Holding the Government Accountable

Gonna Put IT in the Want Ads: Keeping Contractors from Crossing the Line

While browsing Craigslist recently, POGO came across this job advertisement (pdf) posted by an unidentified “large firm” in Arlington, Virginia seeking a “Procurement Acquisition Analyst” with information technology experience to work for an unnamed government agency client. (POGO’s Federal Contractor Misconduct Database contains several Northern Virginia-based IT companies. One of them, CACI International, is headquartered in Arlington – could it be them?)

This job involves procuring IT software, hardware, and services, and it must be pretty sensitive, too, because the top of the ad declares in bold, capital letters that an active top secret clearance is required – no exceptions. (CACI also derives a substantial amount of revenue from intelligence work.) Among the functions to be performed:

- [P]rovide contractual, procurement, acquisition and technical support in the area of license management for our government client in the area of IT software purchases, expanding to hardware purchases.

- Support follows the entire lifecycle of the contract. This includes contract creation, contract maintenance, accountability throughout the life of a contract, and enforcing policy and software licensing compliance.

- [A]ssist the Contracting Officer Representative (COR) in writing and executing contracts; developing out-year budgets for software products and maintenance; assist with maintaining the inventory of licenses purchased and distributed throughout the enterprise; and tracking and monitoring contract performance. (emphasis added)

Why are we blogging about this particular job listing? After all, it’s no different than the thousands of others you see every day in newspapers or on the Web. Yet it perfectly illustrates the extent to which the federal government relies on contractors to provide a wide range of services, even those that arguably should only be performed by government employees.

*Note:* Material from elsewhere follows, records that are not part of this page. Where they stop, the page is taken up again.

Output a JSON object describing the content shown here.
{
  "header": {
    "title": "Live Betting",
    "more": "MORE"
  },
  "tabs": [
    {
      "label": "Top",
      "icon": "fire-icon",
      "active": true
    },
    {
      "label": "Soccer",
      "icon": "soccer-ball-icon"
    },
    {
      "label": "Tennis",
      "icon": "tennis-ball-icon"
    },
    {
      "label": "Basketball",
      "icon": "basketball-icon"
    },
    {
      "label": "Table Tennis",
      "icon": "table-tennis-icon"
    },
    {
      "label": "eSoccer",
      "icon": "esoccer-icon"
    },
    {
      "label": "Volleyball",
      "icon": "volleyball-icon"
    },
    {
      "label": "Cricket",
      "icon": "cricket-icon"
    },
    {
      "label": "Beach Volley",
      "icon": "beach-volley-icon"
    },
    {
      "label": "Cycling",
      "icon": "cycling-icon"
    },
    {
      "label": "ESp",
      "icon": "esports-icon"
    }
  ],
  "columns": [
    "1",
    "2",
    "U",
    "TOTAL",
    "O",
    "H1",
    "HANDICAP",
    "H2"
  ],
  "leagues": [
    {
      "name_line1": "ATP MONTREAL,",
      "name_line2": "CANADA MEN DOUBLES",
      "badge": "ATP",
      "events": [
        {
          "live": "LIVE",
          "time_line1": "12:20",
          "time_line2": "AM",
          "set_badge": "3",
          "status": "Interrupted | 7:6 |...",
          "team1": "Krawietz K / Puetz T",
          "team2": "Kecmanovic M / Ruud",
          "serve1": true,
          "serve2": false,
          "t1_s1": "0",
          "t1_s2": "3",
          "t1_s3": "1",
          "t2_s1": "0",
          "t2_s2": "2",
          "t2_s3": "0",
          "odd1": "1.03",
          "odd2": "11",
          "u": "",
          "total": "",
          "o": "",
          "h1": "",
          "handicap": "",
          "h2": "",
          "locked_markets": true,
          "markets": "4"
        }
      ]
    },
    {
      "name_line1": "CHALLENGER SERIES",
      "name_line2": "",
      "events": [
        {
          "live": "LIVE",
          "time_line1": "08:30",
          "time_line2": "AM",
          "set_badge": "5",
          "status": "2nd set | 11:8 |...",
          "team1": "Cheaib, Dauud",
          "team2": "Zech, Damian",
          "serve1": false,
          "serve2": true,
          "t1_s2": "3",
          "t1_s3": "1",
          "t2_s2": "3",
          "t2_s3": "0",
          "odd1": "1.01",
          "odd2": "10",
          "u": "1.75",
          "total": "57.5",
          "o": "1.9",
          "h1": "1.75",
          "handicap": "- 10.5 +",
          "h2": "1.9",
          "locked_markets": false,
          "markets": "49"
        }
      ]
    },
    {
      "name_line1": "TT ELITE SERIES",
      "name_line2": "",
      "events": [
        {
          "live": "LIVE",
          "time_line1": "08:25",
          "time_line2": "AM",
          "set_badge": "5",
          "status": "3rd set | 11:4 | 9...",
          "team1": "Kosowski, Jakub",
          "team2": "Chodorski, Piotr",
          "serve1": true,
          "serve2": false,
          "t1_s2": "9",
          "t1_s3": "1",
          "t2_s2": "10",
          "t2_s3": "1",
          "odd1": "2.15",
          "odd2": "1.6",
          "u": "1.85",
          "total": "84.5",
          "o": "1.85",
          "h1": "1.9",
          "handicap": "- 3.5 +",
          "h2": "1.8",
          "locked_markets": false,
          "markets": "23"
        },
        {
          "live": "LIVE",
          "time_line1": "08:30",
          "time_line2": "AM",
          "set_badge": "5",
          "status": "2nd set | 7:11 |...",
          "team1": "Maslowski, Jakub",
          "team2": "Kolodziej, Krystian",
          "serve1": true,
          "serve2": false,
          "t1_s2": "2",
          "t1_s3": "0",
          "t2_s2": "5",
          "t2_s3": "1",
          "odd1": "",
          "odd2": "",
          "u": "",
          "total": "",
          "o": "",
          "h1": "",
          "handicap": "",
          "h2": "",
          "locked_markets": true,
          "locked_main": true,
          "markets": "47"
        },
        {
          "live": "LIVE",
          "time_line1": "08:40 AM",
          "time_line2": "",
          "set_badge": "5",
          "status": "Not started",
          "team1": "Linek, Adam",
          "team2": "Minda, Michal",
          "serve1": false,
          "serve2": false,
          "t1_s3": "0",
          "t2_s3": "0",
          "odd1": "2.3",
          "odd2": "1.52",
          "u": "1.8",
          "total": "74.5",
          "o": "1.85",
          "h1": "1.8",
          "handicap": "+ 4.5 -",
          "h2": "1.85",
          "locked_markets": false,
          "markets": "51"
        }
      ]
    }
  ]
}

The Federal Acquisition Regulation (FAR) recognizes a class of government activities known as inherently governmental functions, which are functions that, for public interest reasons, must be performed by federal government employees, not contractors. These functions include awarding and administering contracts.

However, the FAR also recognizes a category of functions not considered inherently governmental but which “may approach” being inherently governmental, such as “providing assistance in contract management” and “services that involve or relate to the evaluation of another contractor’s performance.” These functions can be contracted out, but agencies must be careful to ensure that contractors do not overstep the boundary, which President Obama has conceded is a blurred line. Section 743(e)(2)(B) of the 2010 Consolidated Appropriations Act requires agencies to give “special management attention” to these functions. As an added safeguard, a new rule requires contractors to identify and prevent personal conflicts of interest specifically with regard to employees performing acquisition functions closely associated with inherently governmental functions.

Note how the job listing above repeatedly uses the words “support” and “assist.” That’s because these are magic words that supposedly make any function suitable for contractor performance. In reality, contractors can go beyond mere support or assistance – with disastrous consequences. For example, the Abu Ghraib prison scandal, in which contractor employees were alleged to have committed horrible acts of detainee mistreatment, grew out of a simple linguistics support services contract.

The point we’re trying to make is not that this particular job listing will result in another contracting scandal. What POGO tries to emphasize every single day is contracting out functions close to being inherently governmental, deficient oversight, and a lack of accountability are a guarantee that contractors will step over the line.